* What the task asks
Wherever the word "this" appears in the entries, copy the whole line.

* Items listed in a dataset
● ● ● ● ●

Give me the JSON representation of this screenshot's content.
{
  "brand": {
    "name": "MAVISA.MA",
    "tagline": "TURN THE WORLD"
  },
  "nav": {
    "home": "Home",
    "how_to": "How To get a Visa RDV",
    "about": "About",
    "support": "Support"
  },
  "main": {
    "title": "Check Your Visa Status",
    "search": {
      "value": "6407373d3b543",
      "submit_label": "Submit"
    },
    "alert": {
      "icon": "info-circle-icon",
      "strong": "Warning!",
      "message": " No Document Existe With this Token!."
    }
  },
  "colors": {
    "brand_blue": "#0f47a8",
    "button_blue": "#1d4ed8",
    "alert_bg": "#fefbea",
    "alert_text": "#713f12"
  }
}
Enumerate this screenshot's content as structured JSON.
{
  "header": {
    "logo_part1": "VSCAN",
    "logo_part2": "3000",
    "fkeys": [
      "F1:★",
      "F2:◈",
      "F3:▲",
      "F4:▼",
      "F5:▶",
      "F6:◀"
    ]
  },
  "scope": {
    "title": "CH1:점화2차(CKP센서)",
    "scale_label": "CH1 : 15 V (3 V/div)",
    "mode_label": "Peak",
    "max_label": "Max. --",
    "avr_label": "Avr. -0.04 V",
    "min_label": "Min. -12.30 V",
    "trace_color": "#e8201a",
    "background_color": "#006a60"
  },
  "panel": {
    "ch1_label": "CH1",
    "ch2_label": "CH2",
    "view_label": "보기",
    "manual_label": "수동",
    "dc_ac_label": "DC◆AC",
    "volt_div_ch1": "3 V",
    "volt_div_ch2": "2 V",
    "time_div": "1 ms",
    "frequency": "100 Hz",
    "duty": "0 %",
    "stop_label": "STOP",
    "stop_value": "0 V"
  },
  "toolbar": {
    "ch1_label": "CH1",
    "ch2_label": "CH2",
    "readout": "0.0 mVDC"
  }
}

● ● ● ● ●

* Answer space
Give me the JSON representation of this screenshot's content.
      "message": " No Document Existe With this Token!."
Enumerate this screenshot's content as structured JSON.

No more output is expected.